* **Required work**: Needed from the entries below: every line that holds the word "time".

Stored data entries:
_____
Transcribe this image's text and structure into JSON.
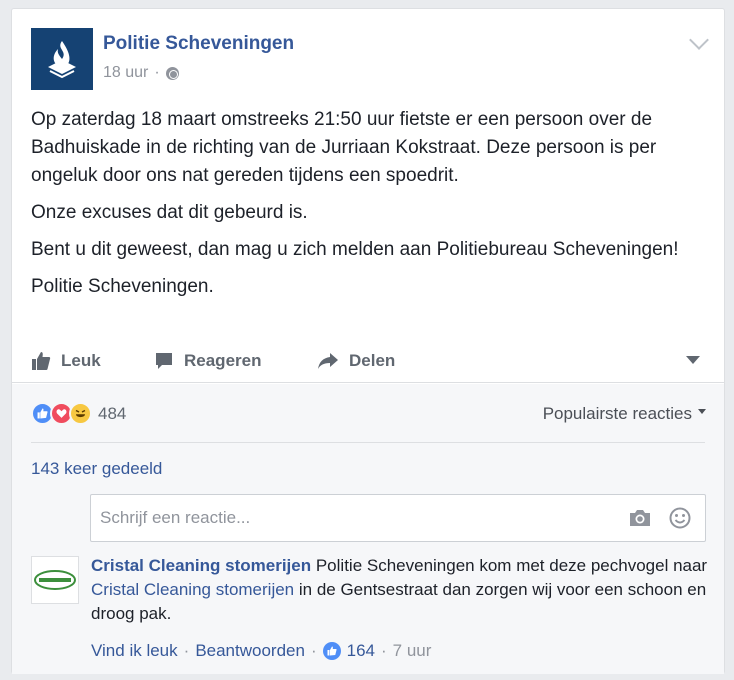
{
  "post": {
    "page_name": "Politie Scheveningen",
    "time": "18 uur",
    "separator": "·",
    "audience_icon": "globe-icon",
    "paragraphs": [
      "Op zaterdag 18 maart omstreeks 21:50 uur fietste er een persoon over de Badhuiskade in de richting van de Jurriaan Kokstraat. Deze persoon is per ongeluk door ons nat gereden tijdens een spoedrit.",
      "Onze excuses dat dit gebeurd is.",
      "Bent u dit geweest, dan mag u zich melden aan Politiebureau Scheveningen!",
      "Politie Scheveningen."
    ]
  },
  "actions": {
    "like_label": "Leuk",
    "comment_label": "Reageren",
    "share_label": "Delen"
  },
  "reactions": {
    "icons": [
      "like-icon",
      "love-icon",
      "haha-icon"
    ],
    "count": "484",
    "sort_label": "Populairste reacties"
  },
  "shares": "143 keer gedeeld",
  "comment_box": {
    "placeholder": "Schrijf een reactie..."
  },
  "comment": {
    "author": "Cristal Cleaning stomerijen",
    "text_part1": " Politie Scheveningen kom met deze pechvogel naar ",
    "tag": "Cristal Cleaning stomerijen",
    "text_part2": " in de Gentsestraat dan zorgen wij voor een schoon en droog pak.",
    "like_link": "Vind ik leuk",
    "reply_link": "Beantwoorden",
    "separator": "·",
    "like_count": "164",
    "time": "7 uur",
    "avatar_logo_text": "Cristal Cleaning"
  },
  "colors": {
    "brand_blue": "#365899",
    "police_blue": "#154273",
    "like_blue": "#4f8ef7",
    "love_red": "#f04c5e",
    "haha_yellow": "#f7c842"
  }
}
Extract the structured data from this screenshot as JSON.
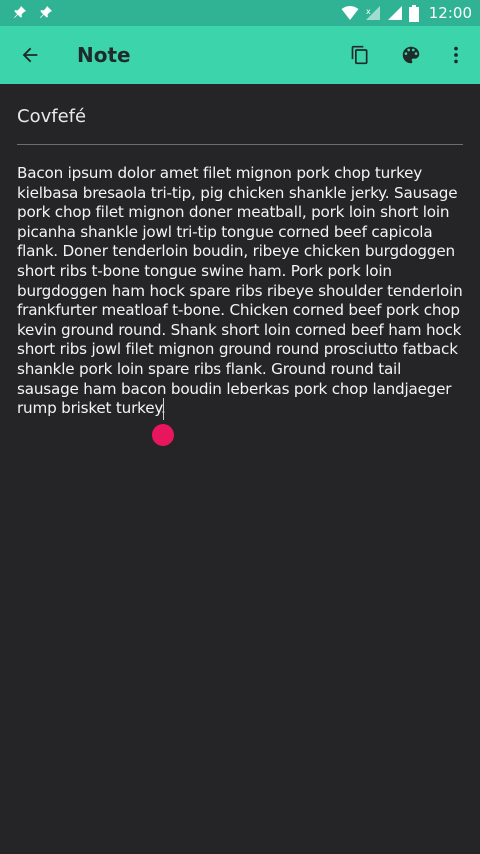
{
  "status_bar": {
    "time": "12:00",
    "icons": [
      "pin-icon",
      "pin-icon",
      "wifi-icon",
      "signal-no-data-icon",
      "signal-icon",
      "battery-icon"
    ]
  },
  "app_bar": {
    "title": "Note",
    "back_icon": "arrow-back-icon",
    "actions": [
      "copy-icon",
      "palette-icon",
      "more-vert-icon"
    ],
    "color": "#3cd4aa"
  },
  "note": {
    "title": "Covfefé",
    "body": "Bacon ipsum dolor amet filet mignon pork chop turkey kielbasa bresaola tri-tip, pig chicken shankle jerky. Sausage pork chop filet mignon doner meatball, pork loin short loin picanha shankle jowl tri-tip tongue corned beef capicola flank. Doner tenderloin boudin, ribeye chicken burgdoggen short ribs t-bone tongue swine ham. Pork pork loin burgdoggen ham hock spare ribs ribeye shoulder tenderloin frankfurter meatloaf t-bone. Chicken corned beef pork chop kevin ground round. Shank short loin corned beef ham hock short ribs jowl filet mignon ground round prosciutto fatback shankle pork loin spare ribs flank. Ground round tail sausage ham bacon boudin leberkas pork chop landjaeger rump brisket turkey."
  },
  "colors": {
    "status_bar": "#2fb394",
    "background": "#252528",
    "cursor_handle": "#e8175d"
  }
}
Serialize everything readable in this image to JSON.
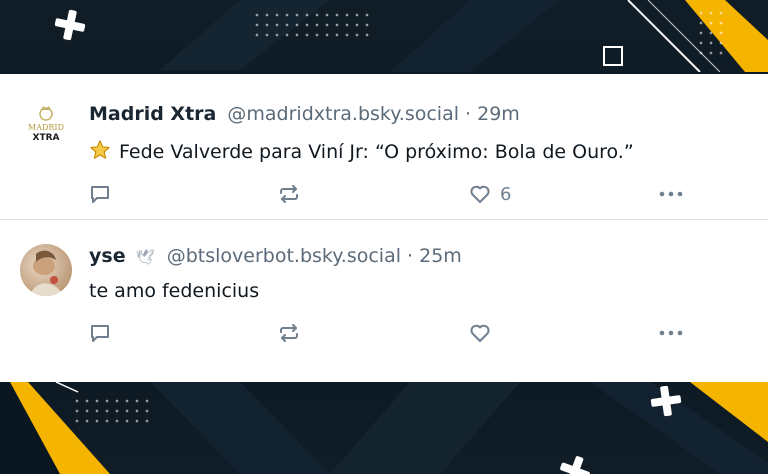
{
  "posts": [
    {
      "author": "Madrid Xtra",
      "handle": "@madridxtra.bsky.social",
      "time": "· 29m",
      "avatar_logo_line1": "MADRID",
      "avatar_logo_line2": "XTRA",
      "text": "Fede Valverde para Viní Jr: “O próximo: Bola de Ouro.”",
      "like_count": "6",
      "emoji_icon": "star-icon"
    },
    {
      "author": "yse",
      "handle": "@btsloverbot.bsky.social",
      "time": "· 25m",
      "badge_icon": "dove-icon",
      "text": "te amo fedenicius",
      "like_count": ""
    }
  ],
  "colors": {
    "accent_yellow": "#f5b400",
    "text_primary": "#101820",
    "text_muted": "#5b6b7a",
    "icon_muted": "#6f7f8e",
    "background_dark": "#0d1a24"
  }
}
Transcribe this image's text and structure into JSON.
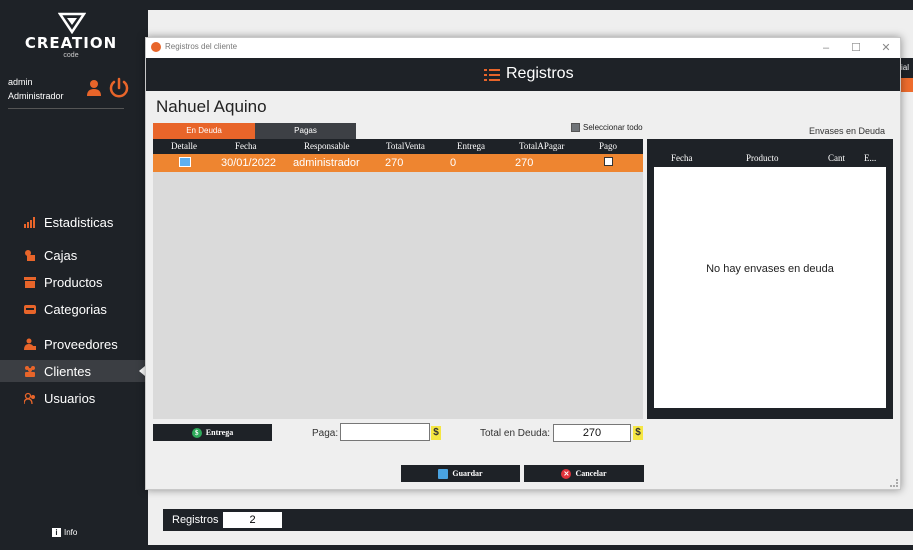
{
  "brand": {
    "title": "CREATION",
    "subtitle": "code"
  },
  "user": {
    "name": "admin",
    "role": "Administrador"
  },
  "nav": [
    {
      "label": "Estadisticas"
    },
    {
      "label": "Cajas"
    },
    {
      "label": "Productos"
    },
    {
      "label": "Categorias"
    },
    {
      "label": "Proveedores"
    },
    {
      "label": "Clientes",
      "active": true
    },
    {
      "label": "Usuarios"
    }
  ],
  "info_label": "Info",
  "background": {
    "footer_label": "Registros",
    "footer_value": "2",
    "right_stub": "cial"
  },
  "dialog": {
    "window_title": "Registros del cliente",
    "header_title": "Registros",
    "client_name": "Nahuel Aquino",
    "tabs": {
      "debt": "En Deuda",
      "paid": "Pagas"
    },
    "select_all_label": "Seleccionar todo",
    "table": {
      "columns": [
        "Detalle",
        "Fecha",
        "Responsable",
        "TotalVenta",
        "Entrega",
        "TotalAPagar",
        "Pago"
      ],
      "rows": [
        {
          "fecha": "30/01/2022",
          "responsable": "administrador",
          "total_venta": "270",
          "entrega": "0",
          "total_a_pagar": "270",
          "pago": false
        }
      ]
    },
    "envases": {
      "title": "Envases en Deuda",
      "columns": [
        "Fecha",
        "Producto",
        "Cant",
        "E..."
      ],
      "empty_text": "No hay envases en deuda"
    },
    "entrega_button": "Entrega",
    "paga_label": "Paga:",
    "paga_value": "",
    "total_deuda_label": "Total en Deuda:",
    "total_deuda_value": "270",
    "currency_symbol": "$",
    "guardar_button": "Guardar",
    "cancelar_button": "Cancelar"
  },
  "colors": {
    "accent": "#e8652a",
    "dark": "#1e2227",
    "row_highlight": "#ee8530"
  }
}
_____
* **Solved problem**:
    "time": "18 uur",
    "time": "7 uur",
    "time": "12:00",
      "time": "· 29m",
      "time": "· 25m",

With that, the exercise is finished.